● WHAT THE EXERCISE ASKS: A word-for-word restatement of all the records is the required answer.

● DATA PROVIDED:
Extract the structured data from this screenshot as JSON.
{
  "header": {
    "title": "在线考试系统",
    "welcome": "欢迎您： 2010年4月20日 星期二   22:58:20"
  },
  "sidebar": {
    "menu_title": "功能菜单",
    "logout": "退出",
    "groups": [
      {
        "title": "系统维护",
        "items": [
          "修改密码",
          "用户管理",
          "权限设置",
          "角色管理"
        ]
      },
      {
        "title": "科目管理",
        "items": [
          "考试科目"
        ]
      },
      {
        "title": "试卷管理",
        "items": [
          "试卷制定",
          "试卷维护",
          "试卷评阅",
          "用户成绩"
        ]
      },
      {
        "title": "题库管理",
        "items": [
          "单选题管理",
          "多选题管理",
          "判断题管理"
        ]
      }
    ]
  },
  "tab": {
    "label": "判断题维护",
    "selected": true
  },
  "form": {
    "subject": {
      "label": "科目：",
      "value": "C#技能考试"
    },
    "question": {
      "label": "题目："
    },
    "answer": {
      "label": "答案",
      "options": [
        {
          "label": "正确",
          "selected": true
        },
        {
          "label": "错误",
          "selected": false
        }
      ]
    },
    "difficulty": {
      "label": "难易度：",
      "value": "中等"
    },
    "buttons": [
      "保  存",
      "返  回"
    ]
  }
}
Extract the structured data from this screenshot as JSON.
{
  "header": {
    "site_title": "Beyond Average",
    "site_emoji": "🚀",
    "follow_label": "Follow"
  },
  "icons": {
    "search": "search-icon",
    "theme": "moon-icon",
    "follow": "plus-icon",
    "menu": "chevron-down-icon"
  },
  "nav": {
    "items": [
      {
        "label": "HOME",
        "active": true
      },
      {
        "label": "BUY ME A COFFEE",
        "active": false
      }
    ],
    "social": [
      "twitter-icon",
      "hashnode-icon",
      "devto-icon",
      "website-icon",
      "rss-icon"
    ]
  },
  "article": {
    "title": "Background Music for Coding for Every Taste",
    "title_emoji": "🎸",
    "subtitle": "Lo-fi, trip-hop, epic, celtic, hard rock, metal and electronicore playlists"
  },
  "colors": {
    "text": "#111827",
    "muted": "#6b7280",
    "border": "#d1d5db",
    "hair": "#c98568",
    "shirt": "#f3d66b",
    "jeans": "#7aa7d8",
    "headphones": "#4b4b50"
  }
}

● SOLUTION TO THE EXERCISE:
Extract the structured data from this screenshot as JSON.
{
  "header": {
    "title": "在线考试系统",
    "welcome": "欢迎您： 2010年4月20日 星期二   22:58:20"
  },
  "sidebar": {
    "menu_title": "功能菜单",
    "logout": "退出",
    "groups": [
      {
        "title": "系统维护",
        "items": [
          "修改密码",
          "用户管理",
          "权限设置",
          "角色管理"
        ]
      },
      {
        "title": "科目管理",
        "items": [
          "考试科目"
        ]
      },
      {
        "title": "试卷管理",
        "items": [
          "试卷制定",
          "试卷维护",
          "试卷评阅",
          "用户成绩"
        ]
      },
      {
        "title": "题库管理",
        "items": [
          "单选题管理",
          "多选题管理",
          "判断题管理"
        ]
      }
    ]
  },
  "tab": {
    "label": "判断题维护",
    "selected": true
  },
  "form": {
    "subject": {
      "label": "科目：",
      "value": "C#技能考试"
    },
    "question": {
      "label": "题目："
    },
    "answer": {
      "label": "答案",
      "options": [
        {
          "label": "正确",
          "selected": true
        },
        {
          "label": "错误",
          "selected": false
        }
      ]
    },
    "difficulty": {
      "label": "难易度：",
      "value": "中等"
    },
    "buttons": [
      "保  存",
      "返  回"
    ]
  }
}
Extract the structured data from this screenshot as JSON.
{
  "header": {
    "site_title": "Beyond Average",
    "site_emoji": "🚀",
    "follow_label": "Follow"
  },
  "icons": {
    "search": "search-icon",
    "theme": "moon-icon",
    "follow": "plus-icon",
    "menu": "chevron-down-icon"
  },
  "nav": {
    "items": [
      {
        "label": "HOME",
        "active": true
      },
      {
        "label": "BUY ME A COFFEE",
        "active": false
      }
    ],
    "social": [
      "twitter-icon",
      "hashnode-icon",
      "devto-icon",
      "website-icon",
      "rss-icon"
    ]
  },
  "article": {
    "title": "Background Music for Coding for Every Taste",
    "title_emoji": "🎸",
    "subtitle": "Lo-fi, trip-hop, epic, celtic, hard rock, metal and electronicore playlists"
  },
  "colors": {
    "text": "#111827",
    "muted": "#6b7280",
    "border": "#d1d5db",
    "hair": "#c98568",
    "shirt": "#f3d66b",
    "jeans": "#7aa7d8",
    "headphones": "#4b4b50"
  }
}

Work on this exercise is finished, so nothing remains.